The overall process was to just create a ton of illustrated elements, block out the shots, and continuously lie to myself about how much work is left to do. I worked with the editor, Arianna, to develop an edit from sketched storyboards to one of design boards and rough animation before doing the final treatment to each shot. The process of having someone else play with the context of each shot really helped to make sense of it all. As for the animation process, it was all supposed to stay 2d, but plans change, and I started incorporating more 3d elements to give the different sections of the film their own feel. (And early test animations of the bears in After Effects looked ridiculous.)
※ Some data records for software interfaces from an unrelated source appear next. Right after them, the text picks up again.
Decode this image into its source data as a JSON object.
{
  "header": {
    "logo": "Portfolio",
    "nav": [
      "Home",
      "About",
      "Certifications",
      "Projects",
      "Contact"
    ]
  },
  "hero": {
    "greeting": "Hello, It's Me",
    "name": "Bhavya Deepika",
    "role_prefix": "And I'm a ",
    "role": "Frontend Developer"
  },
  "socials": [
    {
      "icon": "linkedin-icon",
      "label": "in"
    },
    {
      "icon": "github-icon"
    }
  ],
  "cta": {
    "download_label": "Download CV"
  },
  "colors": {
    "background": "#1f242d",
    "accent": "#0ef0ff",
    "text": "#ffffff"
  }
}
What was the most ambitious and challenging part of the music video to pull off?
The most challenging part was not giving up and making the last 2 minutes of the video a slide show. But after that, it was  probably the cel animated elements. I’m always trying to find excuses to do more cel animation with work, but I had a lot of moments of trying, failing, and starting back at the beginning to get something that would work. I animated sequences of that goddamned water so many times before finding something that worked well enough for the shots, but it was a really informative process, and I look forward to setting things on fire in the future.

What was the most rewarding part of the project for you?
When working on a side project with a soft timeline, it’s really easy to get lost in the experimentation and development phase. But that’s part of the value of these open projects. And the best part of this process would probably be the surprises that happen out of necessity. A lot of my favorite shots were created in the last couple days before it was done, and the entire process of working with an editor to put it all together allowed me to see the video with new eyes each round, without getting fried.

Any plans for more music videos in the future? What other bands would you want to work with if given the chance?
Not at the moment, but it was really freeing to work with Outside Royalty. I may never find a band that is that trusting again. The next projects I’ve got in the works are more narrative short films, but if Nick Cave or Thom Yorke called me up and said they wanted a video with some cute woodland creatures, I’d push them up the list.

Thanks for your time Bill we look forward to seeing more projects from you soon!

Credits
Outside Royalty “Ohio”
Direction, animation, and design by: Bill Sneed
Produced by: Jody MacKinnon
Edited by: Arianna Tomasettig